Assigned task: Return every line from the records below with the string "leader".

Dataset rows for apps and sites:

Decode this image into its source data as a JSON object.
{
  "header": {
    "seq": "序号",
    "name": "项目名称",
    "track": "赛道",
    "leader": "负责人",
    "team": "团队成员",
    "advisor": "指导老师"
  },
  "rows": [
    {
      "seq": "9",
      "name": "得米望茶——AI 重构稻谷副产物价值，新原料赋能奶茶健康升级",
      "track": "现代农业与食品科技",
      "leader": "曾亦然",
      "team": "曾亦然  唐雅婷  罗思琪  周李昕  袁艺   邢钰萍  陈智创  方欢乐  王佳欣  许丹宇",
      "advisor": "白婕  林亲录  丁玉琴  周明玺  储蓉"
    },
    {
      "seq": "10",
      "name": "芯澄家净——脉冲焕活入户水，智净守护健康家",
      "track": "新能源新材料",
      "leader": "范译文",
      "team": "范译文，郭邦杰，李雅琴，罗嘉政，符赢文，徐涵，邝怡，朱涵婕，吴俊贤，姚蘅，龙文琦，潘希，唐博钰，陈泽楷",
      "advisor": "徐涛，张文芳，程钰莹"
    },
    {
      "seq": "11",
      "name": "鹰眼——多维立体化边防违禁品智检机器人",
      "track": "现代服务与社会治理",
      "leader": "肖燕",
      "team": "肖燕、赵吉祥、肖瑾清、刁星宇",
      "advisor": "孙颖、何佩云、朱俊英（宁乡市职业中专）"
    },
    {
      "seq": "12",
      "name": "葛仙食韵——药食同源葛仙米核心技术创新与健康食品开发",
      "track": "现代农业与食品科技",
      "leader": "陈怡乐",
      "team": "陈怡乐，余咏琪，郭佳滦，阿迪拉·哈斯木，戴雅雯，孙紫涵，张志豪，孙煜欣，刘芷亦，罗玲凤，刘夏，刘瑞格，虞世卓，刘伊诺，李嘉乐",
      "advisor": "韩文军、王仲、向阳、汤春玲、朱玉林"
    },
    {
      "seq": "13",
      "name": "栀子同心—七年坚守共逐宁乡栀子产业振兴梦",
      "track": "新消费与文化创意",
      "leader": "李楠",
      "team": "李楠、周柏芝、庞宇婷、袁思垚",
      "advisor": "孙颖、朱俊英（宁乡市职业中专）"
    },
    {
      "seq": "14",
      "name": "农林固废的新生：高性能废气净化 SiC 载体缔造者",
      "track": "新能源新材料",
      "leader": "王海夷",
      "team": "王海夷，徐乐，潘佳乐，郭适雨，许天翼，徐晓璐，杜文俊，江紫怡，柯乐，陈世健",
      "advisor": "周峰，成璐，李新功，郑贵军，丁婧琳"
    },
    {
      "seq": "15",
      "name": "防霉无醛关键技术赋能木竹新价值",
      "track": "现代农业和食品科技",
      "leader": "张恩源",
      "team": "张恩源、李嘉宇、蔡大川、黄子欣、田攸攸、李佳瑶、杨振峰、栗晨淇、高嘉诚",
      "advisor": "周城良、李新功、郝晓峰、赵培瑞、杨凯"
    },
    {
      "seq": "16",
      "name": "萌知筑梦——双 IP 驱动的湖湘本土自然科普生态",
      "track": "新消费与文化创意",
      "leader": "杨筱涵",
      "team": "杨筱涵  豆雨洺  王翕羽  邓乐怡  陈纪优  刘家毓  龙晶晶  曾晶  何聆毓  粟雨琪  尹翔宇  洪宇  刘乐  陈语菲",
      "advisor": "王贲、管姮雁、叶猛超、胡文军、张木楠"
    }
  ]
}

Response box:
    "leader": "负责人",
      "leader": "曾亦然",
      "leader": "范译文",
      "leader": "肖燕",
      "leader": "陈怡乐",
      "leader": "李楠",
      "leader": "王海夷",
      "leader": "张恩源",
      "leader": "杨筱涵",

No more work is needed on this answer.